Stored items from a collection
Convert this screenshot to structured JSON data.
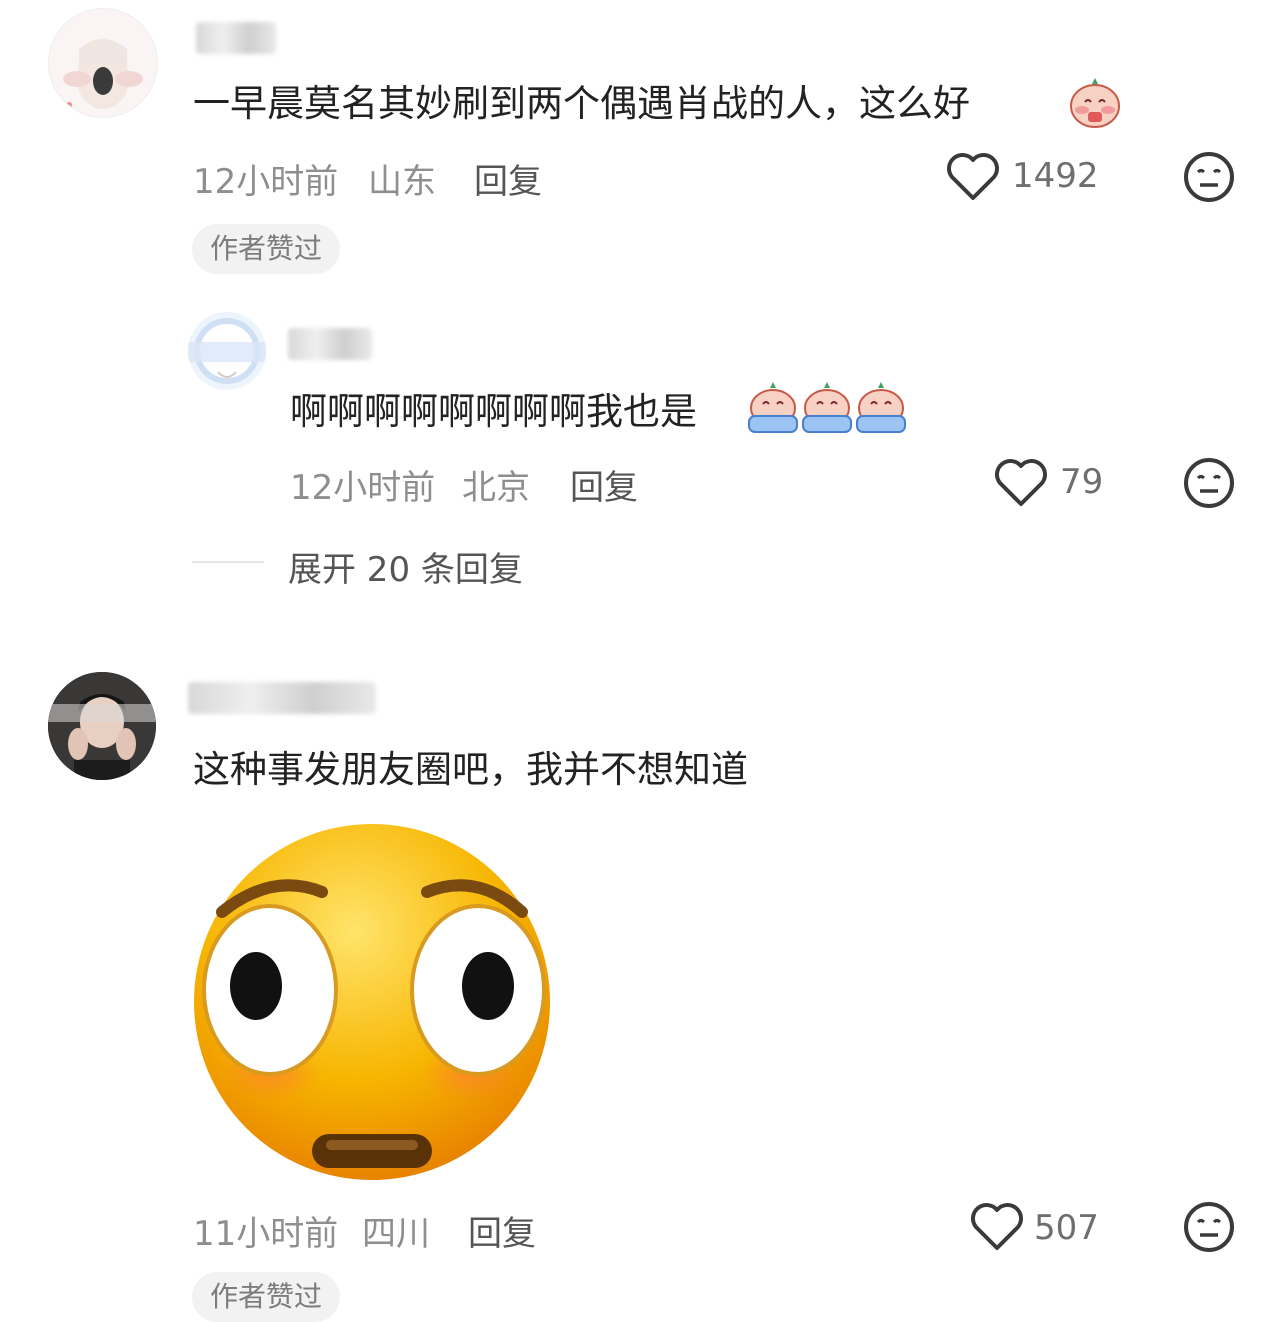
{
  "comments": [
    {
      "text": "一早晨莫名其妙刷到两个偶遇肖战的人，这么好",
      "time": "12小时前",
      "location": "山东",
      "reply_label": "回复",
      "likes": "1492",
      "badge": "作者赞过",
      "reply": {
        "text": "啊啊啊啊啊啊啊啊我也是",
        "time": "12小时前",
        "location": "北京",
        "reply_label": "回复",
        "likes": "79"
      },
      "expand_label": "展开 20 条回复"
    },
    {
      "text": "这种事发朋友圈吧，我并不想知道",
      "time": "11小时前",
      "location": "四川",
      "reply_label": "回复",
      "likes": "507",
      "badge": "作者赞过"
    }
  ],
  "icons": {
    "like": "heart-outline-icon",
    "dislike": "meh-face-icon",
    "sticker": "shocked-face-emoji"
  },
  "colors": {
    "text": "#222222",
    "meta": "#8e8e8e",
    "badge_bg": "#f2f2f2",
    "emoji_yellow": "#f7b500"
  }
}
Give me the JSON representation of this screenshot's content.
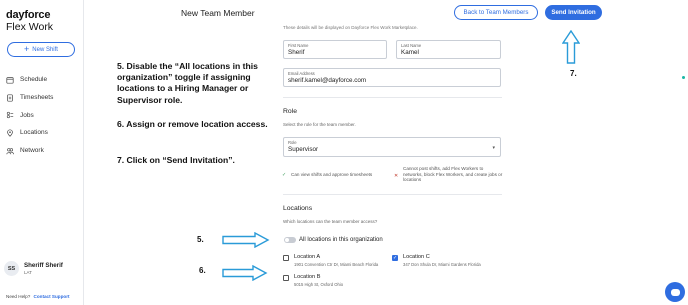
{
  "brand": {
    "line1": "dayforce",
    "line2": "Flex Work"
  },
  "sidebar": {
    "new_shift_label": "New Shift",
    "items": [
      {
        "label": "Schedule",
        "icon": "calendar-icon"
      },
      {
        "label": "Timesheets",
        "icon": "timesheet-icon"
      },
      {
        "label": "Jobs",
        "icon": "jobs-icon"
      },
      {
        "label": "Locations",
        "icon": "location-pin-icon"
      },
      {
        "label": "Network",
        "icon": "network-icon"
      }
    ],
    "user": {
      "initials": "SS",
      "name": "Sheriff Sherif",
      "role": "LAT"
    },
    "help_text": "Need Help?",
    "help_link": "Contact Support"
  },
  "header": {
    "title": "New Team Member",
    "back_label": "Back to Team Members",
    "send_label": "Send Invitation"
  },
  "form": {
    "top_note": "These details will be displayed on Dayforce Flex Work Marketplace.",
    "first_name": {
      "label": "First Name",
      "value": "Sherif"
    },
    "last_name": {
      "label": "Last Name",
      "value": "Kamel"
    },
    "email": {
      "label": "Email Address",
      "value": "sherif.kamel@dayforce.com"
    },
    "role_section": {
      "title": "Role",
      "desc": "Select the role for the team member.",
      "select_label": "Role",
      "select_value": "Supervisor",
      "can": "Can view shifts and approve timesheets",
      "cannot": "Cannot post shifts, add Flex Workers to networks, block Flex Workers, and create jobs or locations"
    },
    "locations_section": {
      "title": "Locations",
      "desc": "Which locations can the team member access?",
      "toggle_label": "All locations in this organization",
      "locations": [
        {
          "name": "Location A",
          "address": "1901 Convention Ctr Dr, Miami Beach Florida",
          "checked": false
        },
        {
          "name": "Location C",
          "address": "347 Don Shula Dr, Miami Gardens Florida",
          "checked": true
        },
        {
          "name": "Location B",
          "address": "5015 High St, Oxford Ohio",
          "checked": false
        }
      ]
    }
  },
  "annotations": {
    "step5": "5. Disable the “All locations in this organization” toggle if assigning locations to a Hiring Manager or Supervisor role.",
    "step6": "6. Assign or remove location access.",
    "step7": "7. Click on “Send Invitation”.",
    "num5": "5.",
    "num6": "6.",
    "num7": "7."
  },
  "colors": {
    "accent": "#2f6de0",
    "arrow": "#2a9bd8"
  }
}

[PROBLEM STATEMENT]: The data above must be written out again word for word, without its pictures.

[ANSWER TO THE EXERCISE]:
Convert this screenshot to structured JSON data.
{
  "comments": [
    {
      "text": "一早晨莫名其妙刷到两个偶遇肖战的人，这么好",
      "time": "12小时前",
      "location": "山东",
      "reply_label": "回复",
      "likes": "1492",
      "badge": "作者赞过",
      "reply": {
        "text": "啊啊啊啊啊啊啊啊我也是",
        "time": "12小时前",
        "location": "北京",
        "reply_label": "回复",
        "likes": "79"
      },
      "expand_label": "展开 20 条回复"
    },
    {
      "text": "这种事发朋友圈吧，我并不想知道",
      "time": "11小时前",
      "location": "四川",
      "reply_label": "回复",
      "likes": "507",
      "badge": "作者赞过"
    }
  ],
  "icons": {
    "like": "heart-outline-icon",
    "dislike": "meh-face-icon",
    "sticker": "shocked-face-emoji"
  },
  "colors": {
    "text": "#222222",
    "meta": "#8e8e8e",
    "badge_bg": "#f2f2f2",
    "emoji_yellow": "#f7b500"
  }
}
Give me the JSON representation of this screenshot's content.
{
  "brand": {
    "line1": "dayforce",
    "line2": "Flex Work"
  },
  "sidebar": {
    "new_shift_label": "New Shift",
    "items": [
      {
        "label": "Schedule",
        "icon": "calendar-icon"
      },
      {
        "label": "Timesheets",
        "icon": "timesheet-icon"
      },
      {
        "label": "Jobs",
        "icon": "jobs-icon"
      },
      {
        "label": "Locations",
        "icon": "location-pin-icon"
      },
      {
        "label": "Network",
        "icon": "network-icon"
      }
    ],
    "user": {
      "initials": "SS",
      "name": "Sheriff Sherif",
      "role": "LAT"
    },
    "help_text": "Need Help?",
    "help_link": "Contact Support"
  },
  "header": {
    "title": "New Team Member",
    "back_label": "Back to Team Members",
    "send_label": "Send Invitation"
  },
  "form": {
    "top_note": "These details will be displayed on Dayforce Flex Work Marketplace.",
    "first_name": {
      "label": "First Name",
      "value": "Sherif"
    },
    "last_name": {
      "label": "Last Name",
      "value": "Kamel"
    },
    "email": {
      "label": "Email Address",
      "value": "sherif.kamel@dayforce.com"
    },
    "role_section": {
      "title": "Role",
      "desc": "Select the role for the team member.",
      "select_label": "Role",
      "select_value": "Supervisor",
      "can": "Can view shifts and approve timesheets",
      "cannot": "Cannot post shifts, add Flex Workers to networks, block Flex Workers, and create jobs or locations"
    },
    "locations_section": {
      "title": "Locations",
      "desc": "Which locations can the team member access?",
      "toggle_label": "All locations in this organization",
      "locations": [
        {
          "name": "Location A",
          "address": "1901 Convention Ctr Dr, Miami Beach Florida",
          "checked": false
        },
        {
          "name": "Location C",
          "address": "347 Don Shula Dr, Miami Gardens Florida",
          "checked": true
        },
        {
          "name": "Location B",
          "address": "5015 High St, Oxford Ohio",
          "checked": false
        }
      ]
    }
  },
  "annotations": {
    "step5": "5. Disable the “All locations in this organization” toggle if assigning locations to a Hiring Manager or Supervisor role.",
    "step6": "6. Assign or remove location access.",
    "step7": "7. Click on “Send Invitation”.",
    "num5": "5.",
    "num6": "6.",
    "num7": "7."
  },
  "colors": {
    "accent": "#2f6de0",
    "arrow": "#2a9bd8"
  }
}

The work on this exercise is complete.